* **ACTIVITY**: Keep every character as it is and output all of the records.

* **WORKING DATA**:
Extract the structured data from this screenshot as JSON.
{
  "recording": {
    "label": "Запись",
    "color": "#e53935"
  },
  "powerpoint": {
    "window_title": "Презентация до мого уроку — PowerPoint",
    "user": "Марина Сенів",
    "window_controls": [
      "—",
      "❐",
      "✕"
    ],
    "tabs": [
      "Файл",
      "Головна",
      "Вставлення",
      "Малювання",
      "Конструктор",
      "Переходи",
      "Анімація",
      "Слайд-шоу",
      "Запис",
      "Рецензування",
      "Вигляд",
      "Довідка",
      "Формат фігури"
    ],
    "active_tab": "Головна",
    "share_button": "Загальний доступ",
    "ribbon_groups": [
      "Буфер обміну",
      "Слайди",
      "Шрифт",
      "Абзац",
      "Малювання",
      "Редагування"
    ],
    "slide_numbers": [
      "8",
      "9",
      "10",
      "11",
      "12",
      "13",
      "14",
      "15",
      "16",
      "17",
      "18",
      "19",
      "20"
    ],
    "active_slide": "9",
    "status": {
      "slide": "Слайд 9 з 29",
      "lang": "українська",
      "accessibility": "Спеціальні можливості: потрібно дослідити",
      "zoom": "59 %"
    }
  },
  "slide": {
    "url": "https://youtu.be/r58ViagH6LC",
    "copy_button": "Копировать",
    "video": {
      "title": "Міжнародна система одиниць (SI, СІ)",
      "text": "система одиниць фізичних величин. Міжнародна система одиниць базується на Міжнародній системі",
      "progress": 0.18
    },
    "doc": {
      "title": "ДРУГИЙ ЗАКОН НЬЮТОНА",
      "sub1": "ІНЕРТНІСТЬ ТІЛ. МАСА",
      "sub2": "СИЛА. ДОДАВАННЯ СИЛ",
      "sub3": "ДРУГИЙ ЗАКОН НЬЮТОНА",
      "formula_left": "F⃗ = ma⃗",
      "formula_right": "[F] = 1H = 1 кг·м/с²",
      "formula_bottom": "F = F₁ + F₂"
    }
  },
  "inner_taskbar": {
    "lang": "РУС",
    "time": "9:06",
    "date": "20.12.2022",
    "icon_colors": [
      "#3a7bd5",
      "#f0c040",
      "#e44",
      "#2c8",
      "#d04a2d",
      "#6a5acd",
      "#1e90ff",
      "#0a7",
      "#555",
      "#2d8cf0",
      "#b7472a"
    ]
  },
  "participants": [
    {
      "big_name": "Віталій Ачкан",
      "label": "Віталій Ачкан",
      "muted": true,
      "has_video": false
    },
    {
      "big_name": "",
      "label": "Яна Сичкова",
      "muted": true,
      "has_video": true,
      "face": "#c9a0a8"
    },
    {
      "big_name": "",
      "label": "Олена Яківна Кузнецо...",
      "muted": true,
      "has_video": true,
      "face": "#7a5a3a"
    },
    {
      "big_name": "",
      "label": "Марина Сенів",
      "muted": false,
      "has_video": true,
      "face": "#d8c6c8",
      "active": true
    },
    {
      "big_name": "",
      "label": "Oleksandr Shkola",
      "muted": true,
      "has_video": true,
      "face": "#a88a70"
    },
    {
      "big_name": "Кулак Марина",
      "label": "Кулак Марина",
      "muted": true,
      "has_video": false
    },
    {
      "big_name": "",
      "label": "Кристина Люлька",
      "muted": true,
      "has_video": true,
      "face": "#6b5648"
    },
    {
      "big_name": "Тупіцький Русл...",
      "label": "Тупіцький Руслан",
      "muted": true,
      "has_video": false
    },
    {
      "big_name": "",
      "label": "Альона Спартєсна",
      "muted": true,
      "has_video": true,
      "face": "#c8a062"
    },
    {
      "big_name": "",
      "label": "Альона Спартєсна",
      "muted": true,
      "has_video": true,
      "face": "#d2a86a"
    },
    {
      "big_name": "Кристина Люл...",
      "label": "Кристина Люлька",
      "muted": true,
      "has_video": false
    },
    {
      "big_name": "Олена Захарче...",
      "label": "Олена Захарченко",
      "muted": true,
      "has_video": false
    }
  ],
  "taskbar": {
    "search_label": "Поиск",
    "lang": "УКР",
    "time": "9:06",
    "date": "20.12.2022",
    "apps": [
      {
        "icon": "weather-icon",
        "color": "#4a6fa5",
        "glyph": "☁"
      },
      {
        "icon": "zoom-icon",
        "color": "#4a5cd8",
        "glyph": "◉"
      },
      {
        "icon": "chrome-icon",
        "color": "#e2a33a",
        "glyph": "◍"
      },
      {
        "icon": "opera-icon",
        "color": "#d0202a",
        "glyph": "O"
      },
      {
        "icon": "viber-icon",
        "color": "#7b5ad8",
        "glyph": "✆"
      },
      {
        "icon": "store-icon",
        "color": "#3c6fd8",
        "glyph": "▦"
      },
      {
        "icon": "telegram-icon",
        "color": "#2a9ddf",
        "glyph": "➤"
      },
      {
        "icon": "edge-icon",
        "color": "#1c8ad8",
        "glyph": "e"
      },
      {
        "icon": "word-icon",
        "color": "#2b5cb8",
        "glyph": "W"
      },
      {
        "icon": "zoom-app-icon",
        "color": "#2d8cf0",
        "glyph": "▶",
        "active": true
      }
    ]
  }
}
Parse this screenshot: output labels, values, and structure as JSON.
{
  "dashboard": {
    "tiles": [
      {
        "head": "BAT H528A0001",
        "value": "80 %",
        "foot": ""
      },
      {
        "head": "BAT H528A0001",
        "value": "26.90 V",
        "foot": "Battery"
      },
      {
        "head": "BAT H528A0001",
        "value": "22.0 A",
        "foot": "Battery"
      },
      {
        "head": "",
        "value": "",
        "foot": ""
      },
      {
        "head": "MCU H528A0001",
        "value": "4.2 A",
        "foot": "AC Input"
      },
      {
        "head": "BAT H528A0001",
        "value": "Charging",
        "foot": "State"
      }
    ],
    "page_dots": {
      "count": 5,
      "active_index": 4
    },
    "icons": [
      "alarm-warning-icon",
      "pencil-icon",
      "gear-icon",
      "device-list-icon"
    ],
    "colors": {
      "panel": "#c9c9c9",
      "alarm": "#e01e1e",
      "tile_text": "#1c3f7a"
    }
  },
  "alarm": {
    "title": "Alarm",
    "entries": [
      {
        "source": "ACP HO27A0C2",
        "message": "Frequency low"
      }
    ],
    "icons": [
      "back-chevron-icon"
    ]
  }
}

* **TASK SOLUTION**:
Extract the structured data from this screenshot as JSON.
{
  "recording": {
    "label": "Запись",
    "color": "#e53935"
  },
  "powerpoint": {
    "window_title": "Презентация до мого уроку — PowerPoint",
    "user": "Марина Сенів",
    "window_controls": [
      "—",
      "❐",
      "✕"
    ],
    "tabs": [
      "Файл",
      "Головна",
      "Вставлення",
      "Малювання",
      "Конструктор",
      "Переходи",
      "Анімація",
      "Слайд-шоу",
      "Запис",
      "Рецензування",
      "Вигляд",
      "Довідка",
      "Формат фігури"
    ],
    "active_tab": "Головна",
    "share_button": "Загальний доступ",
    "ribbon_groups": [
      "Буфер обміну",
      "Слайди",
      "Шрифт",
      "Абзац",
      "Малювання",
      "Редагування"
    ],
    "slide_numbers": [
      "8",
      "9",
      "10",
      "11",
      "12",
      "13",
      "14",
      "15",
      "16",
      "17",
      "18",
      "19",
      "20"
    ],
    "active_slide": "9",
    "status": {
      "slide": "Слайд 9 з 29",
      "lang": "українська",
      "accessibility": "Спеціальні можливості: потрібно дослідити",
      "zoom": "59 %"
    }
  },
  "slide": {
    "url": "https://youtu.be/r58ViagH6LC",
    "copy_button": "Копировать",
    "video": {
      "title": "Міжнародна система одиниць (SI, СІ)",
      "text": "система одиниць фізичних величин. Міжнародна система одиниць базується на Міжнародній системі",
      "progress": 0.18
    },
    "doc": {
      "title": "ДРУГИЙ ЗАКОН НЬЮТОНА",
      "sub1": "ІНЕРТНІСТЬ ТІЛ. МАСА",
      "sub2": "СИЛА. ДОДАВАННЯ СИЛ",
      "sub3": "ДРУГИЙ ЗАКОН НЬЮТОНА",
      "formula_left": "F⃗ = ma⃗",
      "formula_right": "[F] = 1H = 1 кг·м/с²",
      "formula_bottom": "F = F₁ + F₂"
    }
  },
  "inner_taskbar": {
    "lang": "РУС",
    "time": "9:06",
    "date": "20.12.2022",
    "icon_colors": [
      "#3a7bd5",
      "#f0c040",
      "#e44",
      "#2c8",
      "#d04a2d",
      "#6a5acd",
      "#1e90ff",
      "#0a7",
      "#555",
      "#2d8cf0",
      "#b7472a"
    ]
  },
  "participants": [
    {
      "big_name": "Віталій Ачкан",
      "label": "Віталій Ачкан",
      "muted": true,
      "has_video": false
    },
    {
      "big_name": "",
      "label": "Яна Сичкова",
      "muted": true,
      "has_video": true,
      "face": "#c9a0a8"
    },
    {
      "big_name": "",
      "label": "Олена Яківна Кузнецо...",
      "muted": true,
      "has_video": true,
      "face": "#7a5a3a"
    },
    {
      "big_name": "",
      "label": "Марина Сенів",
      "muted": false,
      "has_video": true,
      "face": "#d8c6c8",
      "active": true
    },
    {
      "big_name": "",
      "label": "Oleksandr Shkola",
      "muted": true,
      "has_video": true,
      "face": "#a88a70"
    },
    {
      "big_name": "Кулак Марина",
      "label": "Кулак Марина",
      "muted": true,
      "has_video": false
    },
    {
      "big_name": "",
      "label": "Кристина Люлька",
      "muted": true,
      "has_video": true,
      "face": "#6b5648"
    },
    {
      "big_name": "Тупіцький Русл...",
      "label": "Тупіцький Руслан",
      "muted": true,
      "has_video": false
    },
    {
      "big_name": "",
      "label": "Альона Спартєсна",
      "muted": true,
      "has_video": true,
      "face": "#c8a062"
    },
    {
      "big_name": "",
      "label": "Альона Спартєсна",
      "muted": true,
      "has_video": true,
      "face": "#d2a86a"
    },
    {
      "big_name": "Кристина Люл...",
      "label": "Кристина Люлька",
      "muted": true,
      "has_video": false
    },
    {
      "big_name": "Олена Захарче...",
      "label": "Олена Захарченко",
      "muted": true,
      "has_video": false
    }
  ],
  "taskbar": {
    "search_label": "Поиск",
    "lang": "УКР",
    "time": "9:06",
    "date": "20.12.2022",
    "apps": [
      {
        "icon": "weather-icon",
        "color": "#4a6fa5",
        "glyph": "☁"
      },
      {
        "icon": "zoom-icon",
        "color": "#4a5cd8",
        "glyph": "◉"
      },
      {
        "icon": "chrome-icon",
        "color": "#e2a33a",
        "glyph": "◍"
      },
      {
        "icon": "opera-icon",
        "color": "#d0202a",
        "glyph": "O"
      },
      {
        "icon": "viber-icon",
        "color": "#7b5ad8",
        "glyph": "✆"
      },
      {
        "icon": "store-icon",
        "color": "#3c6fd8",
        "glyph": "▦"
      },
      {
        "icon": "telegram-icon",
        "color": "#2a9ddf",
        "glyph": "➤"
      },
      {
        "icon": "edge-icon",
        "color": "#1c8ad8",
        "glyph": "e"
      },
      {
        "icon": "word-icon",
        "color": "#2b5cb8",
        "glyph": "W"
      },
      {
        "icon": "zoom-app-icon",
        "color": "#2d8cf0",
        "glyph": "▶",
        "active": true
      }
    ]
  }
}
Parse this screenshot: output labels, values, and structure as JSON.
{
  "dashboard": {
    "tiles": [
      {
        "head": "BAT H528A0001",
        "value": "80 %",
        "foot": ""
      },
      {
        "head": "BAT H528A0001",
        "value": "26.90 V",
        "foot": "Battery"
      },
      {
        "head": "BAT H528A0001",
        "value": "22.0 A",
        "foot": "Battery"
      },
      {
        "head": "",
        "value": "",
        "foot": ""
      },
      {
        "head": "MCU H528A0001",
        "value": "4.2 A",
        "foot": "AC Input"
      },
      {
        "head": "BAT H528A0001",
        "value": "Charging",
        "foot": "State"
      }
    ],
    "page_dots": {
      "count": 5,
      "active_index": 4
    },
    "icons": [
      "alarm-warning-icon",
      "pencil-icon",
      "gear-icon",
      "device-list-icon"
    ],
    "colors": {
      "panel": "#c9c9c9",
      "alarm": "#e01e1e",
      "tile_text": "#1c3f7a"
    }
  },
  "alarm": {
    "title": "Alarm",
    "entries": [
      {
        "source": "ACP HO27A0C2",
        "message": "Frequency low"
      }
    ],
    "icons": [
      "back-chevron-icon"
    ]
  }
}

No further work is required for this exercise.